Gambling involves placing money or other value on an event whose outcome depends on chance. It can be done on a variety of games, including sports, horse racing, keno, scratchcards, or video poker. It requires three elements: consideration, risk, and a prize. Often, gambling takes place in a social setting with friends. However, it can also be done alone. There are many different reasons why people gamble, such as the desire to win money or enjoy a sense of entertainment. Some of the most popular gambling activities include casino games, online betting, and eSports.

The act of gambling has a long history. The first evidence of a game of chance dates back to China in 2,300 B.C. Tiles were found that appeared to be the markings for a game of chance, where players placed bets on events that were determined by random chance.

In modern times, the majority of gambling is conducted in casinos, racetracks, and other facilities. It is estimated that gambling contributes a significant percentage of the GDP in countries all over the world. Despite this, some people find gambling addictive and may develop a gambling disorder. This can lead to serious financial problems and damage relationships. Moreover, it can cause severe depression and stress. Hence, it is important to seek help for such individuals.

A person who suffers from a gambling problem is said to have a disorder if they:

(1) gambles frequently and spends more than they can afford;

(2) believes that they can control their gambling, but does not;

(3) lies to family members, therapists, or others about the extent of their involvement with gambling;

(4) has lost money in gambling and then returns another day to try to get even (“chasing” losses);
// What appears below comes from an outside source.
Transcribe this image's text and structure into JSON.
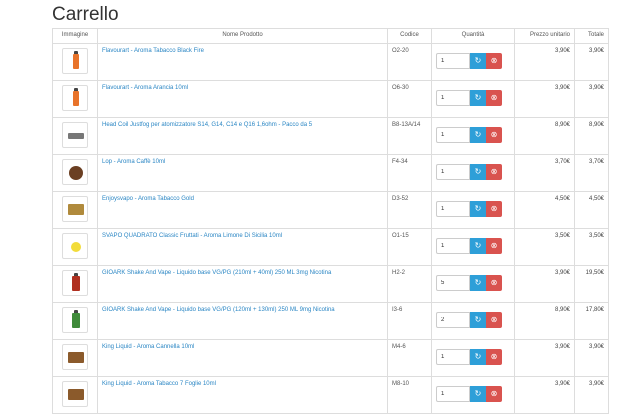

Longitudinal studies are needed to better understand how gambling affects people. These studies could provide valuable information about how gambling changes over time, including the impact of specific interventions and the influence of environmental factors. However, longitudinal research is complicated by a number of factors, such as the massive funding required for multiyear commitments; the difficulty of maintaining research team continuity over lengthy periods; the danger that behavioral reports may be affected by repeated testing, aging effects, or period effects; and the knowledge that some families do not tolerate the presence of gambling in their homes. Nevertheless, there are some promising initiatives to address these barriers and conduct longitudinal research on gambling. These include studies of the prevalence and consequences of problem gambling and interventions aimed at preventing its onset and reducing its intensity. Moreover, it is important to seek out support groups for people with gambling disorders. These can help people overcome their addiction and improve the quality of their lives. In addition, it is important to seek out psychiatric help for underlying mood disorders that may be contributing to or making worse a person’s gambling behavior. For example, depression and anxiety can trigger or be made worse by compulsive gambling.